DATA TO PROCESS>

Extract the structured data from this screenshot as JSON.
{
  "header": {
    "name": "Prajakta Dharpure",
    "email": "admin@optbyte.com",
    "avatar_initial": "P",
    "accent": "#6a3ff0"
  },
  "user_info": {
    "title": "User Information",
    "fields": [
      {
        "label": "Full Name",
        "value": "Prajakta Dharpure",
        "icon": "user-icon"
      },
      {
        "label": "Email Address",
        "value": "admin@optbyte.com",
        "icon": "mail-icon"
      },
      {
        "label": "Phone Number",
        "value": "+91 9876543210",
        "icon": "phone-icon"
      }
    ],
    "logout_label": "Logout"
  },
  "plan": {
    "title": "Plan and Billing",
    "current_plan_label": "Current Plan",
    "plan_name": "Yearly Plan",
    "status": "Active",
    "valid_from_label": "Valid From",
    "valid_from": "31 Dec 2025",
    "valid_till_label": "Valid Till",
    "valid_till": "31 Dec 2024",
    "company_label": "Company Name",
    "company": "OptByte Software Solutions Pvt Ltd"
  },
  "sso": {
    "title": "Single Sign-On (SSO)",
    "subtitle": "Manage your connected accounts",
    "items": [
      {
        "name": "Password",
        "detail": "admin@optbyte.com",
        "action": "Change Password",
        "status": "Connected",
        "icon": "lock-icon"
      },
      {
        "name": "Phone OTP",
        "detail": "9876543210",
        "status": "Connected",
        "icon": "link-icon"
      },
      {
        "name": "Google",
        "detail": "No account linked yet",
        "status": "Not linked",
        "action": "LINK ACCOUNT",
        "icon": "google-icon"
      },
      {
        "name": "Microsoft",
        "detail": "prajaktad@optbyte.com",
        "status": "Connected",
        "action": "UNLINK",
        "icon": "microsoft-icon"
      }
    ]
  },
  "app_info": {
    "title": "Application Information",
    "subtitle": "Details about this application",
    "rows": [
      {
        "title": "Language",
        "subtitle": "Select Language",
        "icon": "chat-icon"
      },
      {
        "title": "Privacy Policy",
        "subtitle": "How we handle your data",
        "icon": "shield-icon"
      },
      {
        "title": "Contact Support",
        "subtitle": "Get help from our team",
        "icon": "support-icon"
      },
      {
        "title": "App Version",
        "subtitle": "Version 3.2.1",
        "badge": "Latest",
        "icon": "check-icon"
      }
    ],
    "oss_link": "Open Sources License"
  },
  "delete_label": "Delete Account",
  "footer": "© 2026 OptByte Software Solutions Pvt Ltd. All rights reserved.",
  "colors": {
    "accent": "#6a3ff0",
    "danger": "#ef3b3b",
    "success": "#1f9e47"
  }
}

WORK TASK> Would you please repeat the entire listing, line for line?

ANSWER BOX>
Extract the structured data from this screenshot as JSON.
{
  "header": {
    "name": "Prajakta Dharpure",
    "email": "admin@optbyte.com",
    "avatar_initial": "P",
    "accent": "#6a3ff0"
  },
  "user_info": {
    "title": "User Information",
    "fields": [
      {
        "label": "Full Name",
        "value": "Prajakta Dharpure",
        "icon": "user-icon"
      },
      {
        "label": "Email Address",
        "value": "admin@optbyte.com",
        "icon": "mail-icon"
      },
      {
        "label": "Phone Number",
        "value": "+91 9876543210",
        "icon": "phone-icon"
      }
    ],
    "logout_label": "Logout"
  },
  "plan": {
    "title": "Plan and Billing",
    "current_plan_label": "Current Plan",
    "plan_name": "Yearly Plan",
    "status": "Active",
    "valid_from_label": "Valid From",
    "valid_from": "31 Dec 2025",
    "valid_till_label": "Valid Till",
    "valid_till": "31 Dec 2024",
    "company_label": "Company Name",
    "company": "OptByte Software Solutions Pvt Ltd"
  },
  "sso": {
    "title": "Single Sign-On (SSO)",
    "subtitle": "Manage your connected accounts",
    "items": [
      {
        "name": "Password",
        "detail": "admin@optbyte.com",
        "action": "Change Password",
        "status": "Connected",
        "icon": "lock-icon"
      },
      {
        "name": "Phone OTP",
        "detail": "9876543210",
        "status": "Connected",
        "icon": "link-icon"
      },
      {
        "name": "Google",
        "detail": "No account linked yet",
        "status": "Not linked",
        "action": "LINK ACCOUNT",
        "icon": "google-icon"
      },
      {
        "name": "Microsoft",
        "detail": "prajaktad@optbyte.com",
        "status": "Connected",
        "action": "UNLINK",
        "icon": "microsoft-icon"
      }
    ]
  },
  "app_info": {
    "title": "Application Information",
    "subtitle": "Details about this application",
    "rows": [
      {
        "title": "Language",
        "subtitle": "Select Language",
        "icon": "chat-icon"
      },
      {
        "title": "Privacy Policy",
        "subtitle": "How we handle your data",
        "icon": "shield-icon"
      },
      {
        "title": "Contact Support",
        "subtitle": "Get help from our team",
        "icon": "support-icon"
      },
      {
        "title": "App Version",
        "subtitle": "Version 3.2.1",
        "badge": "Latest",
        "icon": "check-icon"
      }
    ],
    "oss_link": "Open Sources License"
  },
  "delete_label": "Delete Account",
  "footer": "© 2026 OptByte Software Solutions Pvt Ltd. All rights reserved.",
  "colors": {
    "accent": "#6a3ff0",
    "danger": "#ef3b3b",
    "success": "#1f9e47"
  }
}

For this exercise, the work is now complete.